>I actually think a keyword syntax for XSLT might be more accessible for
To echo an earlier point in this thread, I think it's the recursion and
non-procedural approach that trips up programmers accustomed to the most
popular general-purpose programming languages, and replacing some of the
start- and end-tags with curly braces won't change that.
XSLT's XML format was one of its huge advantages over DSSSL, which it
effectively replaced the way XML replaced SGML (and DSSSL had far less
success than SGML). It's much easier to read
"</xsl:if></xsl:for-each></xsl:if></xsl:variable>" and know exactly what
kinds of structures are being ended, in what order, than to look at "))))"
and know the same thing.
Another great advantage of an XML-based syntax is that it's so easy to
automate the manipulation of resources expressed in that syntax. Outside of
XSLT, I can't think of another language in which it's so easy to write
programs that read and manipulate other programs written in the same
language, and that includes LISP and Scheme (")))))))...."). Many, many
production applications out there have automated the reading and writing of

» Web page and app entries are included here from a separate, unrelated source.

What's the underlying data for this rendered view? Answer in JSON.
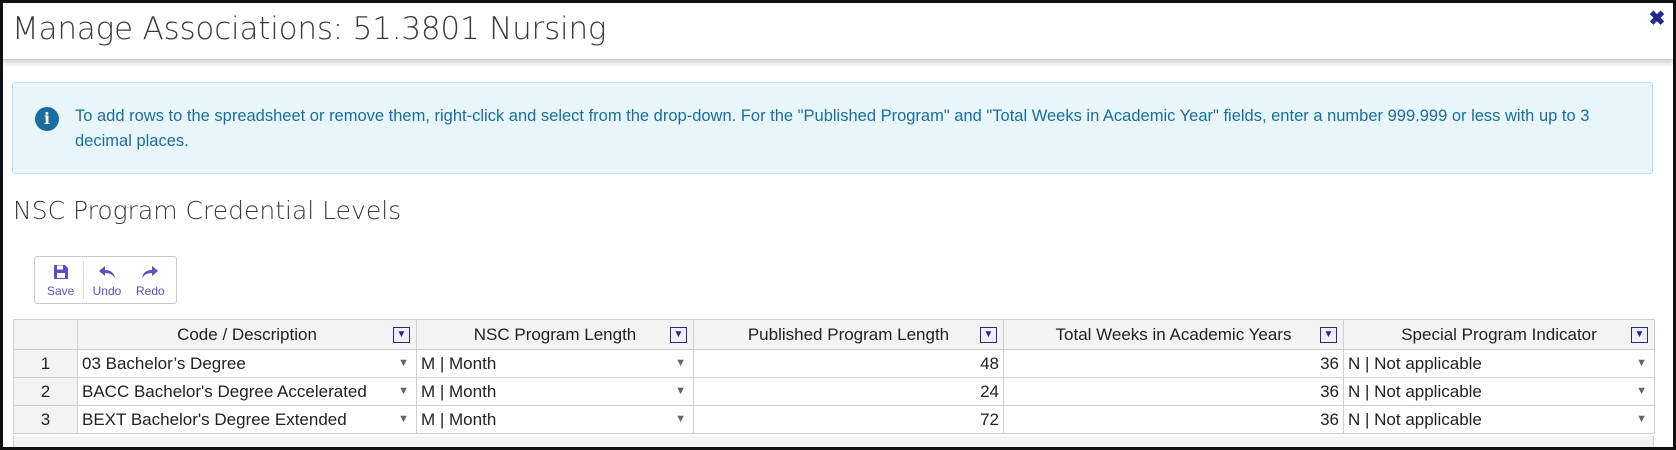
{
  "modal": {
    "title": "Manage Associations: 51.3801 Nursing",
    "close_icon": "close-icon"
  },
  "alert": {
    "icon": "info-icon",
    "icon_glyph": "i",
    "text": "To add rows to the spreadsheet or remove them, right-click and select from the drop-down. For the \"Published Program\" and \"Total Weeks in Academic Year\" fields, enter a number 999.999 or less with up to 3 decimal places."
  },
  "section": {
    "title": "NSC Program Credential Levels"
  },
  "toolbar": {
    "save_label": "Save",
    "undo_label": "Undo",
    "redo_label": "Redo"
  },
  "grid": {
    "columns": [
      "Code / Description",
      "NSC Program Length",
      "Published Program Length",
      "Total Weeks in Academic Years",
      "Special Program Indicator"
    ],
    "rows": [
      {
        "num": "1",
        "code": "03 Bachelor’s Degree",
        "length": "M | Month",
        "published": "48",
        "weeks": "36",
        "special": "N | Not applicable"
      },
      {
        "num": "2",
        "code": "BACC Bachelor's Degree Accelerated",
        "length": "M | Month",
        "published": "24",
        "weeks": "36",
        "special": "N | Not applicable"
      },
      {
        "num": "3",
        "code": "BEXT Bachelor's Degree Extended",
        "length": "M | Month",
        "published": "72",
        "weeks": "36",
        "special": "N | Not applicable"
      }
    ]
  },
  "colors": {
    "accent": "#5b4fbf",
    "info_text": "#1a6e9e",
    "info_bg": "#e8f5fa",
    "close": "#1f2a8a"
  }
}
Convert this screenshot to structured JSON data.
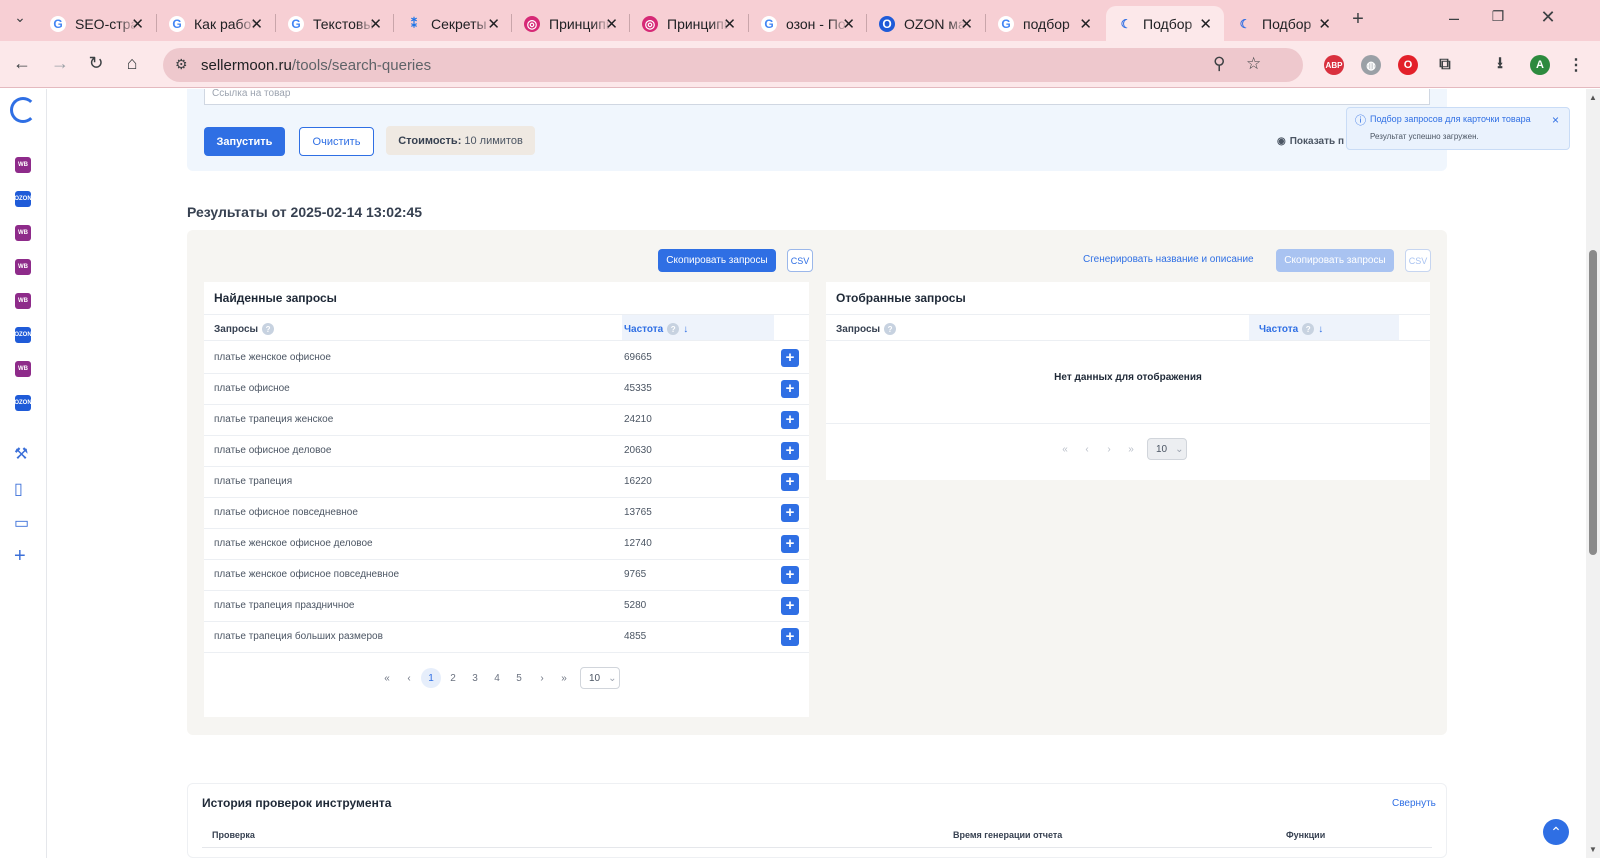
{
  "browser": {
    "tabs": [
      {
        "title": "SEO-страница",
        "icon": "google-icon"
      },
      {
        "title": "Как работать",
        "icon": "google-icon"
      },
      {
        "title": "Текстовые",
        "icon": "google-icon"
      },
      {
        "title": "Секреты",
        "icon": "spark-icon"
      },
      {
        "title": "Принципы",
        "icon": "instagram-icon"
      },
      {
        "title": "Принципы",
        "icon": "instagram-icon"
      },
      {
        "title": "озон - Поиск",
        "icon": "google-icon"
      },
      {
        "title": "OZON маркетплейс",
        "icon": "ozon-icon"
      },
      {
        "title": "подбор",
        "icon": "google-icon"
      },
      {
        "title": "Подбор",
        "icon": "sellermoon-icon",
        "active": true
      },
      {
        "title": "Подбор",
        "icon": "sellermoon-icon"
      }
    ],
    "url_host": "sellermoon.ru",
    "url_path": "/tools/search-queries",
    "profile_initial": "A"
  },
  "sidebar": {
    "marketplaces": [
      "WB",
      "OZON",
      "WB",
      "WB",
      "WB",
      "OZON",
      "WB",
      "OZON"
    ],
    "tools": [
      "wrench-icon",
      "document-icon",
      "ticket-icon",
      "plus-icon"
    ]
  },
  "form": {
    "link_placeholder": "Ссылка на товар",
    "run_button": "Запустить",
    "clear_button": "Очистить",
    "cost_label": "Стоимость:",
    "cost_value": "10 лимитов",
    "show_label": "Показать п"
  },
  "toast": {
    "title": "Подбор запросов для карточки товара",
    "message": "Результат успешно загружен.",
    "close": "×"
  },
  "results": {
    "title": "Результаты от 2025-02-14 13:02:45",
    "copy_button": "Скопировать запросы",
    "csv_button": "CSV",
    "generate_link": "Сгенерировать название и описание",
    "found": {
      "title": "Найденные запросы",
      "col_query": "Запросы",
      "col_freq": "Частота",
      "rows": [
        {
          "query": "платье женское офисное",
          "freq": "69665"
        },
        {
          "query": "платье офисное",
          "freq": "45335"
        },
        {
          "query": "платье трапеция женское",
          "freq": "24210"
        },
        {
          "query": "платье офисное деловое",
          "freq": "20630"
        },
        {
          "query": "платье трапеция",
          "freq": "16220"
        },
        {
          "query": "платье офисное повседневное",
          "freq": "13765"
        },
        {
          "query": "платье женское офисное деловое",
          "freq": "12740"
        },
        {
          "query": "платье женское офисное повседневное",
          "freq": "9765"
        },
        {
          "query": "платье трапеция праздничное",
          "freq": "5280"
        },
        {
          "query": "платье трапеция больших размеров",
          "freq": "4855"
        }
      ],
      "pages": [
        "1",
        "2",
        "3",
        "4",
        "5"
      ],
      "current_page": "1",
      "page_size": "10"
    },
    "selected": {
      "title": "Отобранные запросы",
      "col_query": "Запросы",
      "col_freq": "Частота",
      "empty": "Нет данных для отображения",
      "page_size": "10"
    }
  },
  "history": {
    "title": "История проверок инструмента",
    "collapse": "Свернуть",
    "columns": [
      "Проверка",
      "Время генерации отчета",
      "Функции"
    ]
  },
  "colors": {
    "accent": "#2f6fe4",
    "tabbar": "#f7cfd4",
    "wb": "#8e2b8a",
    "ozon": "#1f5bd8"
  }
}
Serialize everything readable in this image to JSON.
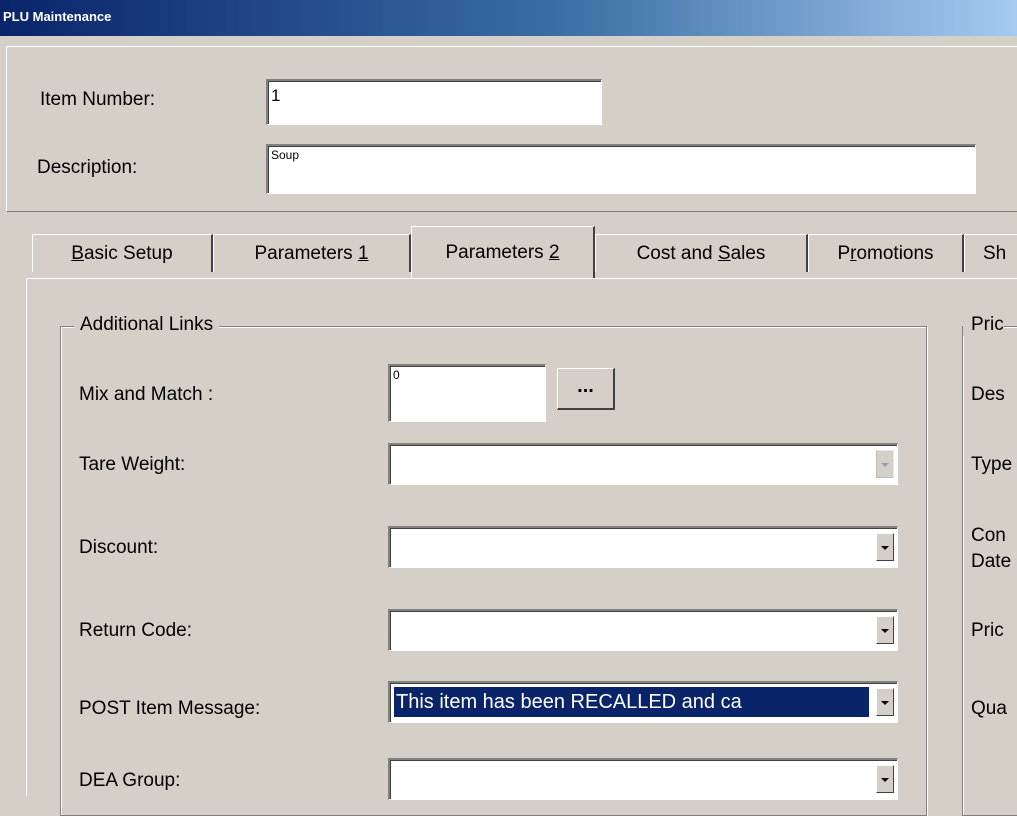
{
  "window": {
    "title": "PLU Maintenance"
  },
  "header": {
    "item_number_label": "Item Number:",
    "item_number_value": "1",
    "description_label": "Description:",
    "description_value": "Soup"
  },
  "tabs": [
    {
      "label_pre": "",
      "mnemonic": "B",
      "label_post": "asic Setup",
      "active": false
    },
    {
      "label_pre": "Parameters ",
      "mnemonic": "1",
      "label_post": "",
      "active": false
    },
    {
      "label_pre": "Parameters ",
      "mnemonic": "2",
      "label_post": "",
      "active": true
    },
    {
      "label_pre": "Cost and ",
      "mnemonic": "S",
      "label_post": "ales",
      "active": false
    },
    {
      "label_pre": "P",
      "mnemonic": "r",
      "label_post": "omotions",
      "active": false
    },
    {
      "label_pre": "Sh",
      "mnemonic": "",
      "label_post": "",
      "active": false
    }
  ],
  "additional_links": {
    "group_title": "Additional Links",
    "mix_and_match_label": "Mix and Match :",
    "mix_and_match_value": "0",
    "mix_and_match_button": "...",
    "tare_weight_label": "Tare Weight:",
    "tare_weight_value": "",
    "discount_label": "Discount:",
    "discount_value": "",
    "return_code_label": "Return Code:",
    "return_code_value": "",
    "post_item_message_label": "POST Item Message:",
    "post_item_message_value": "This item has been  RECALLED and ca",
    "dea_group_label": "DEA Group:",
    "dea_group_value": ""
  },
  "price_group": {
    "group_title": "Pric",
    "labels": [
      "Des",
      "Type",
      "Con",
      "Date",
      "Pric",
      "Qua"
    ]
  },
  "colors": {
    "face": "#d4d0c8",
    "title_start": "#0a246a",
    "title_end": "#a6caf0",
    "selection": "#0a246a"
  }
}
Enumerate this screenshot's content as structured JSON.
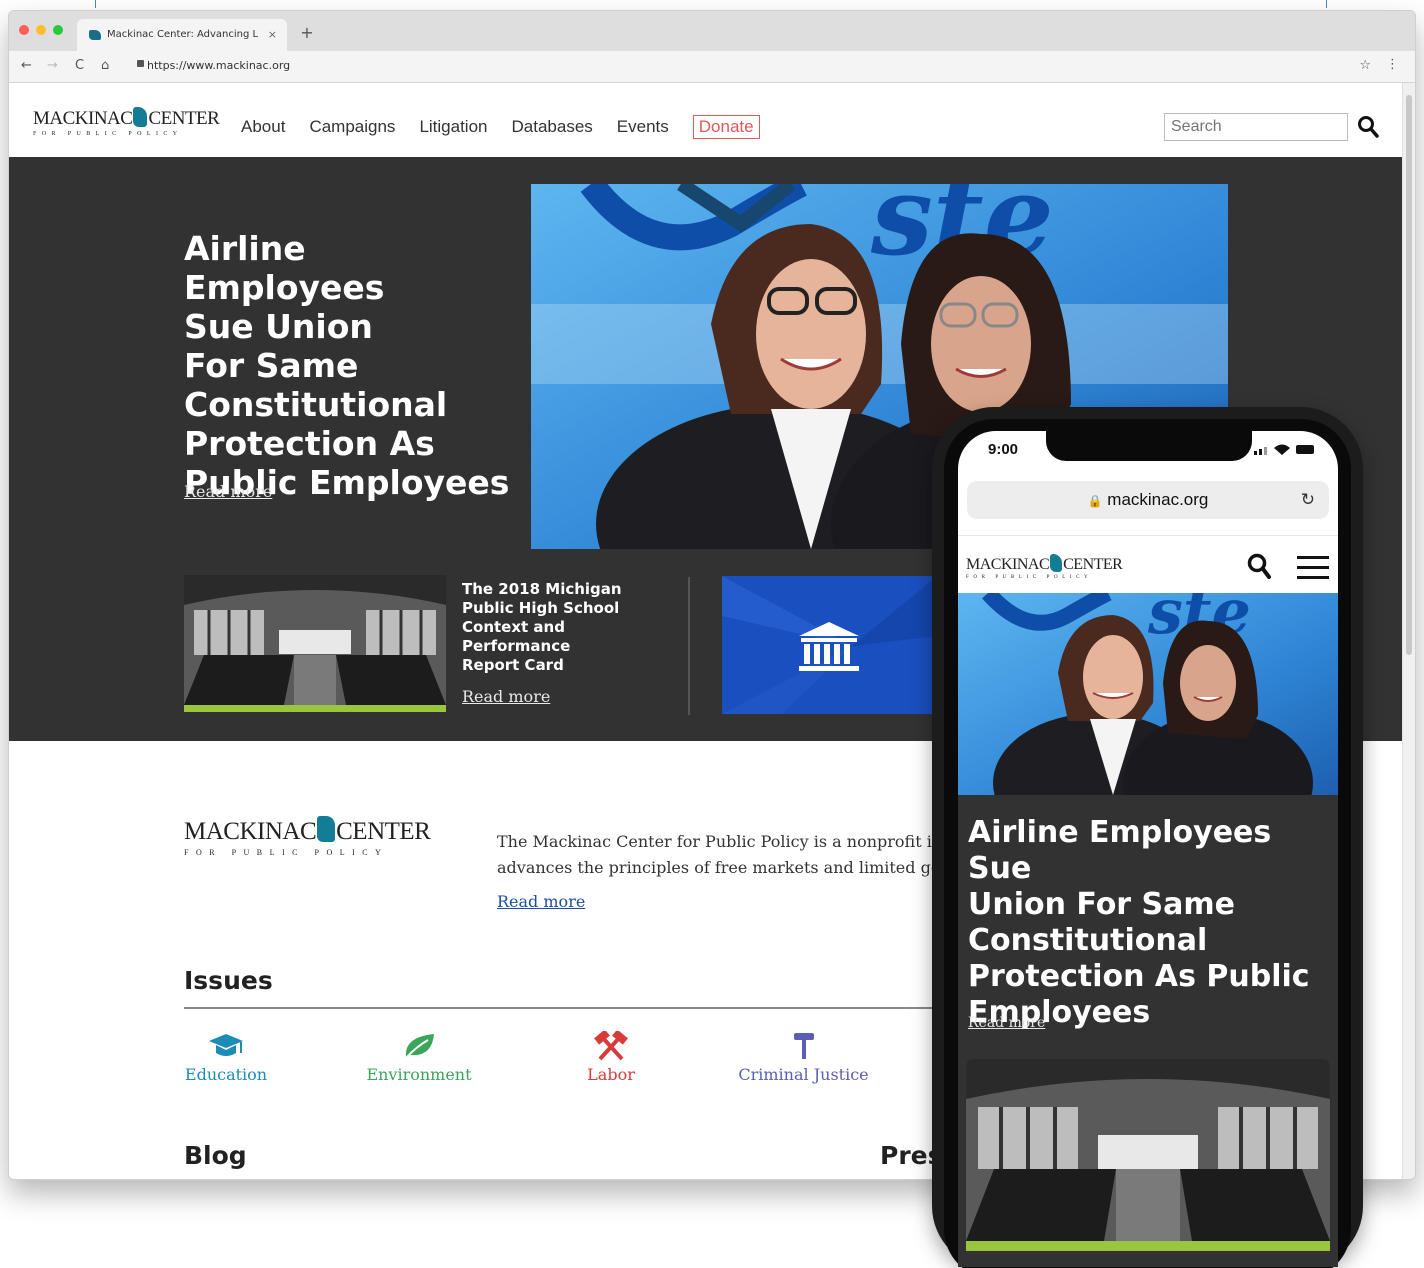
{
  "browser": {
    "tab_title": "Mackinac Center: Advancing L",
    "tab_close": "×",
    "new_tab": "+",
    "url": "https://www.mackinac.org",
    "back": "←",
    "forward": "→",
    "reload": "C",
    "home": "⌂",
    "bookmark": "☆",
    "menu": "⋮"
  },
  "site": {
    "logo_main_left": "MACKINAC",
    "logo_main_right": "CENTER",
    "logo_sub": "FOR PUBLIC POLICY",
    "nav": [
      "About",
      "Campaigns",
      "Litigation",
      "Databases",
      "Events",
      "Donate"
    ],
    "search_placeholder": "Search",
    "accent": "#127d95",
    "donate_color": "#e05a5a"
  },
  "hero": {
    "title_lines": [
      "Airline Employees",
      "Sue Union",
      "For Same",
      "Constitutional",
      "Protection As",
      "Public Employees"
    ],
    "read_more": "Read more",
    "sub_title_lines": [
      "The 2018 Michigan",
      "Public High School",
      "Context and",
      "Performance",
      "Report Card"
    ],
    "sub_read_more": "Read more",
    "photo_sign_text": "ste"
  },
  "about": {
    "text_line1": "The Mackinac Center for Public Policy is a nonprofit i",
    "text_line2": "advances the principles of free markets and limited go",
    "read_more": "Read more"
  },
  "issues": {
    "heading": "Issues",
    "items": [
      {
        "label": "Education",
        "icon": "graduation-cap-icon",
        "color": "#1b8cb5"
      },
      {
        "label": "Environment",
        "icon": "leaf-icon",
        "color": "#3aa65a"
      },
      {
        "label": "Labor",
        "icon": "crossed-hammers-icon",
        "color": "#d93b3b"
      },
      {
        "label": "Criminal Justice",
        "icon": "gavel-icon",
        "color": "#5a5fb5"
      }
    ]
  },
  "sections": {
    "blog": "Blog",
    "press": "Pres"
  },
  "phone": {
    "time": "9:00",
    "url": "mackinac.org",
    "reload": "↻",
    "title_lines": [
      "Airline Employees Sue",
      "Union For Same",
      "Constitutional",
      "Protection As Public",
      "Employees"
    ],
    "read_more": "Read more"
  }
}
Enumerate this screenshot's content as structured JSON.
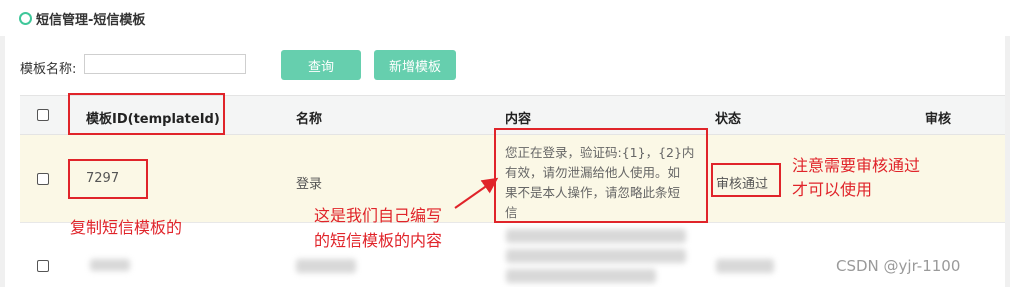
{
  "header": {
    "title": "短信管理-短信模板"
  },
  "search": {
    "label": "模板名称:",
    "placeholder": "",
    "value": ""
  },
  "buttons": {
    "query": "查询",
    "add_template": "新增模板"
  },
  "table": {
    "columns": [
      "模板ID(templateId)",
      "名称",
      "内容",
      "状态",
      "审核"
    ],
    "rows": [
      {
        "template_id": "7297",
        "name": "登录",
        "content_lines": [
          "您正在登录，验证码:{1}，{2}内",
          "有效，请勿泄漏给他人使用。如",
          "果不是本人操作，请忽略此条短",
          "信"
        ],
        "status": "审核通过"
      }
    ]
  },
  "annotations": {
    "copy_template": "复制短信模板的",
    "own_content_line1": "这是我们自己编写",
    "own_content_line2": "的短信模板的内容",
    "review_note_line1": "注意需要审核通过",
    "review_note_line2": "才可以使用",
    "color": "#e0242a"
  },
  "watermark": "CSDN @yjr-1100"
}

XSLT stylesheets as part of their workflow.
I prefer RNC to RNG, but if I want to automate the manipulation of RNC
files, I'm going to trang them to RNG files first. I wouldn't even look at a
non-XML representation of XSLT until there was a conversion tool as reliable
as trang to go with it.
Bob DuCharme www.snee.com/bob <bob@
snee.com> weblog on linking-related topics: